A short Welsh poem
BackgroundEnglyn are short Welsh poems. There are eight different kinds. One of the most simple is the englyn milwr, or soldier's englyn, which is what this article will teach you to write. The eight englyn are part of the 24 traditional Welsh poetic forms that were recorded in the 14th century by Einion Offeiriad and Dafydd Ddu Athro.
Englyn were often written to praise or to mock a famous person. These were important duties of the Welsh bards. If a lord was good, fair, and generous, the bards would write poems telling what a great man he was. But if he was mean, unjust, or stingy, their poems would tell everyone about his bad traits. This could really affect the lord's reputation!
Skills NeededTo write an englyn milwr, you need to:
- Know what a syllable is
- Be able to count the number of syllables in a word
- Make rhymes
How-ToThe englyn milwr has three lines. Each line has seven syllables, and the end of all three lines rhyme.
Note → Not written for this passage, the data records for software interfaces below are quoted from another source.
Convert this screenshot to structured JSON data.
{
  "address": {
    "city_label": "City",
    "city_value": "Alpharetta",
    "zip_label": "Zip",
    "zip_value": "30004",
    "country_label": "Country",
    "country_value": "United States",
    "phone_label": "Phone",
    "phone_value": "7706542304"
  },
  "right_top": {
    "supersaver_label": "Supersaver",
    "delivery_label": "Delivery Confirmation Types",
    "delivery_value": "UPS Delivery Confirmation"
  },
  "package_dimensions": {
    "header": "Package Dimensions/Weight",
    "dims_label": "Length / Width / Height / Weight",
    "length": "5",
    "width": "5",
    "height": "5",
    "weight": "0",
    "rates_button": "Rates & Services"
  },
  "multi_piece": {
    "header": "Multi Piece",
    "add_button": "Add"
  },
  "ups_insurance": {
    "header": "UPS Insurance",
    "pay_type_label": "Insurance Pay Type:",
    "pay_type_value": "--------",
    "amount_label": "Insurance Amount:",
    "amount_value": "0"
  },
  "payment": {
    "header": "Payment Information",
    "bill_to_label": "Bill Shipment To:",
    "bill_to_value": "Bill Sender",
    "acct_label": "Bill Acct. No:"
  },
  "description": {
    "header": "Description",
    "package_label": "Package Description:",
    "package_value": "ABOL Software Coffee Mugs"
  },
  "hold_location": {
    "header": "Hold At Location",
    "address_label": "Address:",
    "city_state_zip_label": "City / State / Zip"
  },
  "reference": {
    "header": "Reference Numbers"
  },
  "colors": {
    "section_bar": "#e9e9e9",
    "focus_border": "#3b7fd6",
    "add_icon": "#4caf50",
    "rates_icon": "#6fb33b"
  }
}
That's it! It's very short, so it might be a good idea to have a very specific idea or message you want to get across.
ExamplesHere are some englyn milwr that I wrote. You can count the syllables in each line – there should be seven in each, or twenty-one in the whole poem. And the ends of all three lines rhyme.
Message: I think our king is going to win the next inter-kingdom war
Hail and praise our noble king
Victory in war he'll bring
Of his triumphs we will sing
Message: Our baroness is a great patron of the arts
Fair lady in the pearled crown1
Brings to artists great renown
- A Muse2 from Heaven come down
1 - Barons and baronesses wear crowns with pearls on top, so a "lady in a pearled crown" is a fancy way of saying "baroness."
2 - The Muses were Greek and Roman goddesses thought to inspire artists. Since the baroness inspires her artists in the barony, the poem calls her a Muse.
You don't have to write your englyn milwr about other people. If you like, you can use it to express just about anything.
Gwenllian ferch Madog Llangollen (mka Katherine Bryant). Gwenllian’s Poetry Primer